PPM+ has evolved over time, Georgie noted, and needs to have an element of longevity. “It’s also about learning from other people and other organisations as they develop their digital maturity as well. I would say for the period of time I’ve been in my post, I’ve learnt a lot in terms of digital.”

Andy mused: “It’s a complex question. I think it was the right thing for Leeds to do because of the circumstances at the time… I think because it’s been something that has evolved over 20 years, it’s grown and developed into a really good product now. For Leeds, I think if we were making a decision now to buy a new product off the shelf, we would have to think of all the change for the organisation, because we have this product that has developed over 20 years.”

Ultimately, Andy said, the development of PPM+ was “born out of necessity, given our historical journey and finances available at the time. The answer to this question is very nuanced – we’ve done it and it turned out to be a good decision, but when it comes to recommending another trust to do it, I would say that is down to the individual trust. It’s a complex decision. I think we have ended up with a good product and I want us to get better over the next few years.”

Lessons learnt

“Don’t underestimate how long it takes to do things,” said Andy. “Working in emergency medicine, I’m probably used to being with a patient for less than four hours. It tends to be a bit longer now. I’m used to turning things around quite quickly and I’ve got a short attention span! So I think when I first came into digital technologies, I was a bit naive in terms of thinking ‘why does it take so long to do things?’ But I understand the complexities now of identifying what you need to build, capturing requirements, checking with different stakeholders, getting time in the developing and testing cycle to define what has been built so that it actually meets your ideas… things take a lot longer. But out of the blue you might get a priority within the trust or something from NHSE, and then you have to stop developing what you’re doing and move on. These are the challenges, these never work as smoothly as you think.”

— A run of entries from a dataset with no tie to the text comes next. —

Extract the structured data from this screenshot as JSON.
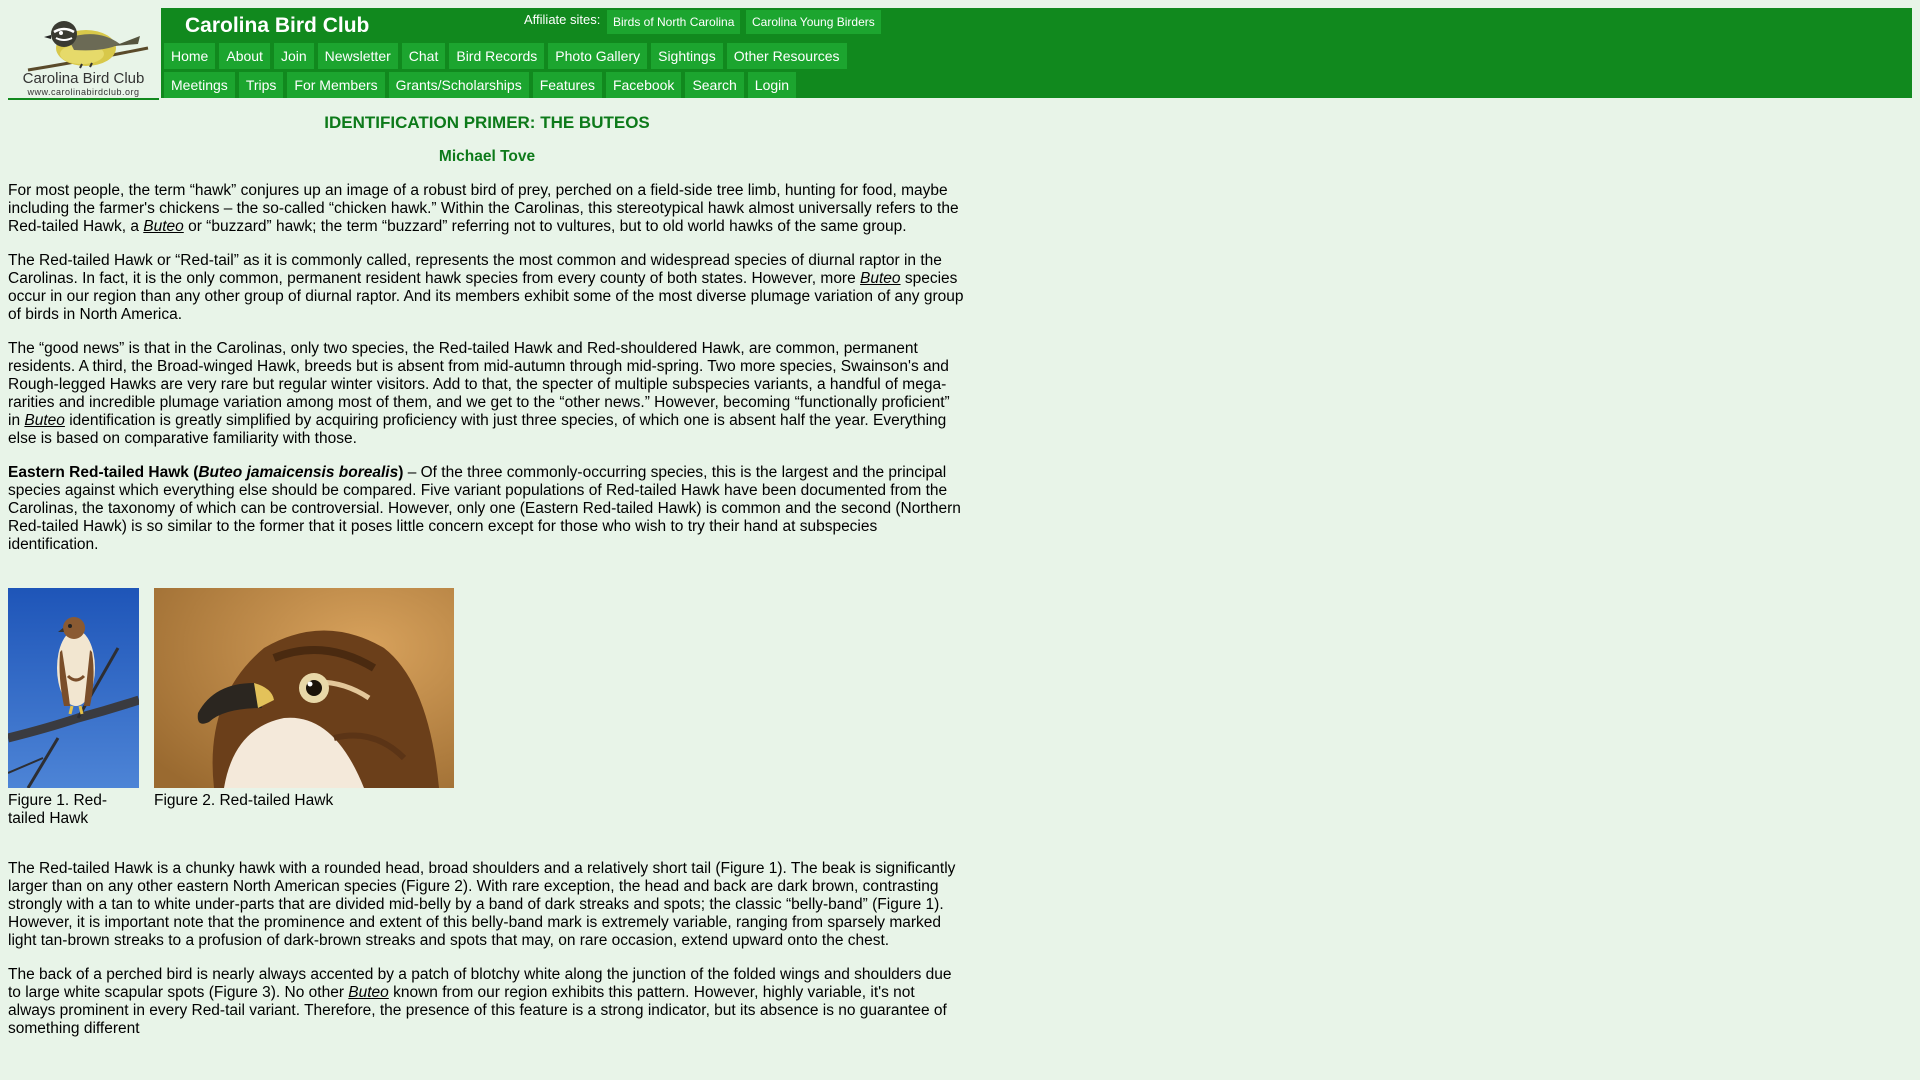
{
  "site": {
    "title": "Carolina Bird Club",
    "logo_text": "Carolina Bird Club",
    "logo_url_text": "www.carolinabirdclub.org"
  },
  "affiliate": {
    "label": "Affiliate sites:",
    "links": [
      "Birds of North Carolina",
      "Carolina Young Birders"
    ]
  },
  "nav": {
    "row1": [
      "Home",
      "About",
      "Join",
      "Newsletter",
      "Chat",
      "Bird Records",
      "Photo Gallery",
      "Sightings",
      "Other Resources"
    ],
    "row2": [
      "Meetings",
      "Trips",
      "For Members",
      "Grants/Scholarships",
      "Features",
      "Facebook",
      "Search",
      "Login"
    ]
  },
  "article": {
    "title": "IDENTIFICATION PRIMER: THE BUTEOS",
    "author": "Michael Tove",
    "genus": "Buteo",
    "p1a": "For most people, the term “hawk” conjures up an image of a robust bird of prey, perched on a field-side tree limb, hunting for food, maybe including the farmer's chickens – the so-called “chicken hawk.” Within the Carolinas, this stereotypical hawk almost universally refers to the Red-tailed Hawk, a ",
    "p1b": " or “buzzard” hawk; the term “buzzard” referring not to vultures, but to old world hawks of the same group.",
    "p2a": "The Red-tailed Hawk or “Red-tail” as it is commonly called, represents the most common and widespread species of diurnal raptor in the Carolinas. In fact, it is the only common, permanent resident hawk species from every county of both states. However, more ",
    "p2b": " species occur in our region than any other group of diurnal raptor. And its members exhibit some of the most diverse plumage variation of any group of birds in North America.",
    "p3a": "The “good news” is that in the Carolinas, only two species, the Red-tailed Hawk and Red-shouldered Hawk, are common, permanent residents. A third, the Broad-winged Hawk, breeds but is absent from mid-autumn through mid-spring. Two more species, Swainson's and Rough-legged Hawks are very rare but regular winter visitors. Add to that, the specter of multiple subspecies variants, a handful of mega-rarities and incredible plumage variation among most of them, and we get to the “other news.” However, becoming “functionally proficient” in ",
    "p3b": " identification is greatly simplified by acquiring proficiency with just three species, of which one is absent half the year. Everything else is based on comparative familiarity with those.",
    "p4_bold_a": "Eastern Red-tailed Hawk (",
    "p4_bold_italic": "Buteo jamaicensis borealis",
    "p4_bold_b": ")",
    "p4_rest": " – Of the three commonly-occurring species, this is the largest and the principal species against which everything else should be compared. Five variant populations of Red-tailed Hawk have been documented from the Carolinas, the taxonomy of which can be controversial. However, only one (Eastern Red-tailed Hawk) is common and the second (Northern Red-tailed Hawk) is so similar to the former that it poses little concern except for those who wish to try their hand at subspecies identification.",
    "fig1_caption": "Figure 1. Red-tailed Hawk",
    "fig2_caption": "Figure 2. Red-tailed Hawk",
    "p5": "The Red-tailed Hawk is a chunky hawk with a rounded head, broad shoulders and a relatively short tail (Figure 1). The beak is significantly larger than on any other eastern North American species (Figure 2). With rare exception, the head and back are dark brown, contrasting strongly with a tan to white under-parts that are divided mid-belly by a band of dark streaks and spots; the classic “belly-band” (Figure 1). However, it is important note that the prominence and extent of this belly-band mark is extremely variable, ranging from sparsely marked light tan-brown streaks to a profusion of dark-brown streaks and spots that may, on rare occasion, extend upward onto the chest.",
    "p6a": "The back of a perched bird is nearly always accented by a patch of blotchy white along the junction of the folded wings and shoulders due to large white scapular spots (Figure 3). No other ",
    "p6b": " known from our region exhibits this pattern. However, highly variable, it's not always prominent in every Red-tail variant. Therefore, the presence of this feature is a strong indicator, but its absence is no guarantee of something different"
  },
  "colors": {
    "header_green": "#11891e",
    "nav_green": "#1ca52f",
    "page_bg": "#e8f4e8",
    "title_green": "#0d7a1a"
  }
}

“I wouldn’t say this is a lesson learnt, but something I’d definitely recommend is learning all about technical and digital colleague roles and what they do, understanding their jobs,” Georgie said. “In Leeds we aim to ‘walk in their shoes’ which is about understanding that the decisions I make need to be the right decisions at the right time to help them do their jobs, rather than creating more work for them.”

Future plans

Leeds has a digital strategy outlined and are currently aiming to reach a HIMSS level 5. Andy said: “A lot of our digital strategy over the next couple of years is looking at the elements of our electronic health record, not just PPM+. We need to advance to meet that HIMMS level 5 and beyond – we’re not looking at that as our target, but as our minimum baseline.”

They are also looking at work areas they need to concentrate on and develop over the next three to four years. “We’re still building up to the development of two new hospitals in Leeds, there is an outline business case going through to the department of health. If we get the green light to that, it will be a massive change for the organisation,” said Andy. “What will a digital hospital look like in those new builds, what will a digital hospital or digital way of working look like for the rest of the organisation?”

Georgia added that she is looking forward to development of the What Good Looks Like guidance and “how we can do an assessment for Leeds within that framework… I’m really keen for our trust to work within the framework and see what we can achieve and what it means for the future for digital nursing.”

Another aim is to make it easier for clinicians to use digital technologies and reduce frustrations. “It’s not a perfect system, some things take longer than they should,” acknowledged Andy. “We’ve got 20 years of cancer data and ten years of observational data – how can we make better use of that data we are collecting? We’re really data rich and at times we don’t analyse it well.” He shared that they are developing a new data platform which will “give us much better access to that data and let us make better use of it for the benefit of our patients.”

Many thanks to Andy and Georgie for sharing their thoughts.